Regarding the terms of office, some AACC member institutions have a term limit of 5 years, such as in Myanmar, whereas others provide for a term of 12 years, such as in Turkey. Whether fixed terms are renewable is another issue of interest. Other AACC institutions do not specify a fixed term, and instead only impose a fixed retirement age, such as in Malaysia. Interestingly, at some institutions the term of office of the Chief Justice or equivalent is shorter than that of the other members of the bench. Two examples are Indonesia and the Kyrgyz Republic.

Whether a specific department of constitutional research exists, and how many research staff are employed, varies from institution to institution across the world. That is also the case within the AACC context. Taking the Constitutional Court of Korea as an example, around 64 Constitution Research Officers (CRO), also known as Rapporteur Judges (hereafter ‘Rapporteur Judges’), assist the Justices in the delivery of judgements. Some of them are directly allocated to work with individual Justices, while others are not assigned to Justices and instead work within specific groups focusing on a certain subject area, such as civil liberties, property rights or social rights. The Rapporteur Judges are also organized separately from the Secretariat of the Constitutional Court of Korea.
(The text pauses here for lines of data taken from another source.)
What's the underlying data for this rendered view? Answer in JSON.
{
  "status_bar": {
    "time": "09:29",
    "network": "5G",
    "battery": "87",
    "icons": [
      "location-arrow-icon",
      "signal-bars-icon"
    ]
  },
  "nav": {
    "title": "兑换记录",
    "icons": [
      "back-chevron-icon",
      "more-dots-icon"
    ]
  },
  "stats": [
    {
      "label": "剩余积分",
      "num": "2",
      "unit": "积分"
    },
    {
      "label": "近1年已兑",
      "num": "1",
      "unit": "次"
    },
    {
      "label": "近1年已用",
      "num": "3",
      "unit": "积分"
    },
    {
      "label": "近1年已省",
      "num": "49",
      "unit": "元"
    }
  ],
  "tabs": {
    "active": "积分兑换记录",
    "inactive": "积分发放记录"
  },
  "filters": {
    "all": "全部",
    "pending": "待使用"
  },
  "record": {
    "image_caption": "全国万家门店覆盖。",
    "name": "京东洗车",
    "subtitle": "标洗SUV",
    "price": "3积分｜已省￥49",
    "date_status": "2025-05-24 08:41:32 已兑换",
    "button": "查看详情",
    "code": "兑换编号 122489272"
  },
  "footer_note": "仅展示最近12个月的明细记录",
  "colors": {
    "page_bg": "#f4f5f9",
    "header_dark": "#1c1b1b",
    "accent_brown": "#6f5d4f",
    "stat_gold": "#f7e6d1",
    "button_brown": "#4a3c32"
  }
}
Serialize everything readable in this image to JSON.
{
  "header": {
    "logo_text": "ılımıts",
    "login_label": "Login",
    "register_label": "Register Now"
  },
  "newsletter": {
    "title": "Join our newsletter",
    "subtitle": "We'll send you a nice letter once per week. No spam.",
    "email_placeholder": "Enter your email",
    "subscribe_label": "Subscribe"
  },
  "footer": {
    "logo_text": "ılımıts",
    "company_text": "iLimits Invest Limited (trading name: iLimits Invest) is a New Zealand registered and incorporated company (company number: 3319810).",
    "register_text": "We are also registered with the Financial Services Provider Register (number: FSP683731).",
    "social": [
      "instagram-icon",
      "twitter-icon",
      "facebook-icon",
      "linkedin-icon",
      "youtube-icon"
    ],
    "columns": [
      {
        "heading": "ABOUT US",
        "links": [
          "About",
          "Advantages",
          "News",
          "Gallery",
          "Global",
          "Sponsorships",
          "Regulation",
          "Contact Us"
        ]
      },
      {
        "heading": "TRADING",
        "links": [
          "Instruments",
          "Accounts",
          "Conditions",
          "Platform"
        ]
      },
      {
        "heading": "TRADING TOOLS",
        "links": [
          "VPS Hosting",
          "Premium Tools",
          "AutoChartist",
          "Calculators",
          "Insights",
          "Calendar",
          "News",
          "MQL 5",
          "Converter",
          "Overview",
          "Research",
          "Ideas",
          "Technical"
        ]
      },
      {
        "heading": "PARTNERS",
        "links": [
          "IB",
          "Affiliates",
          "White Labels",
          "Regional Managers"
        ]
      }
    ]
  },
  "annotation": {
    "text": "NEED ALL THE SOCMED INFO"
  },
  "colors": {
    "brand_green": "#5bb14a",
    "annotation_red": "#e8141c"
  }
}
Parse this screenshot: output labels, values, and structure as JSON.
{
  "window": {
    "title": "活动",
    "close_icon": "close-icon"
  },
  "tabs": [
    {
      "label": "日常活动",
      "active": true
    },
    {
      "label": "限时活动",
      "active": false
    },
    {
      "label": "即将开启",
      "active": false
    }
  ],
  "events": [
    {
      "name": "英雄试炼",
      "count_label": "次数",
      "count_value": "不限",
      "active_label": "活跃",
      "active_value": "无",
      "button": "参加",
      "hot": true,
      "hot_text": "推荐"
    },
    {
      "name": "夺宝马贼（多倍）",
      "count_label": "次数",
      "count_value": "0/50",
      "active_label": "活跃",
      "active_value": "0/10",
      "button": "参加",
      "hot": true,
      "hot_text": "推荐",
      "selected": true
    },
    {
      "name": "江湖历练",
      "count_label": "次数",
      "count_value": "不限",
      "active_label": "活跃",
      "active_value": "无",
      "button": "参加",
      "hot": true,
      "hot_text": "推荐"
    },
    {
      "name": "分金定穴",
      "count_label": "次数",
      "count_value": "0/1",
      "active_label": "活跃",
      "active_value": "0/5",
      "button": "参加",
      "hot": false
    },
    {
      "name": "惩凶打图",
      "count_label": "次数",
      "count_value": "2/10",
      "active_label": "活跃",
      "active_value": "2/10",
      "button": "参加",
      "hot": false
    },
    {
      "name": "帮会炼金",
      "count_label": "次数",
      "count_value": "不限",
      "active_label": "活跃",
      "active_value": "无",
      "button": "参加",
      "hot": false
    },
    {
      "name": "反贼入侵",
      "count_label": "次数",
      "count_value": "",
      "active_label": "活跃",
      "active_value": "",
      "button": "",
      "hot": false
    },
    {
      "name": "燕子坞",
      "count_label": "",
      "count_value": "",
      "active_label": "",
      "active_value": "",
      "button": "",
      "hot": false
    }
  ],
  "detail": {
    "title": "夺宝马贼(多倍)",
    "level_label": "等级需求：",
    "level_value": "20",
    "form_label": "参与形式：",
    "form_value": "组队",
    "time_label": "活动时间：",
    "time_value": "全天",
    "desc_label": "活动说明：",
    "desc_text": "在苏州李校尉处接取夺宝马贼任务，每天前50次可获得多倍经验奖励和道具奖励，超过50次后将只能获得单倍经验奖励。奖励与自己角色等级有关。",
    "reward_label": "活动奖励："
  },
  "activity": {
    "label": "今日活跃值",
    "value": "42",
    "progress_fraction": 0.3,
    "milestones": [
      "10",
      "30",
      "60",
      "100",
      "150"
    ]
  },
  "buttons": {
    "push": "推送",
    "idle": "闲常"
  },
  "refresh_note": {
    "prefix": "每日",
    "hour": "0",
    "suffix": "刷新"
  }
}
This is in contrast, for example, to the organization of constitutional research at the Constitutional Court of Indonesia. In Indonesia, staff directly engaged in constitutional research are called Researchers, and they operate within the organizational unit called the Research Center. This Research Center itself operates under the authority of the Secretary General of the Constitutional Court of Indonesia.

Appreciating jurisdictional diversity

Readers who keep broad definitions of constitutional jurisdictions in mind will notice that across the AACC, most member institutions enjoy the powers of abstract review and the resolution of competence disputes (see the ‘Member Fact Files’ referred to above). Individual access to constitutional justice also ranks relatively high. A significant number of members exercise the powers of concrete review, or what may be described as an equivalent function. However, only a minority of AACC members exercises the power of impeachment or party dissolution. The comparison of constitutional jurisdictions must be undertaken with care, since the complexity of finding the most fitting terminology can affect the accuracy of making a precise functional comparison. It is therefore important to see how courts themselves describe their jurisdictions, something that is now easily accessible via AACC SRD’s publications and the online database.

Future research

Readers who thoroughly engage with the aspects discussed above will be well equipped for further research in relation to the work of member courts. Jurisdictions and Organization of AACC Members provides a wealth of materials that should assist with identifying various other potential research themes. Conducting further comparative analysis of specific jurisdictions across AACC members is also an immediate future task of AACC SRD. Future AACC SRD Conferences may systematically analyse functionally equivalent jurisdictions of AACC member institutions, and precisely and accurately present in detail the practical similarities and differences. Through this kind of work AACC SRD hopes to both foster deeper mutual understanding, and develop material that is of interest to the global research community.

Fabian Duessel is one of the Deputy Directors of the Secretariat for Research and Development (SRD) of the Association of Asian Constitutional Courts and Equivalent Institutions (AACC). Prior to joining AACC SRD, he was a research fellow at the University of Tuebingen’s Faculty of Law, Germany.

Suggested citation:  Fabian Duessel, ‘Getting to know AACC members’ IACL-AIDC Blog (1 February 2019)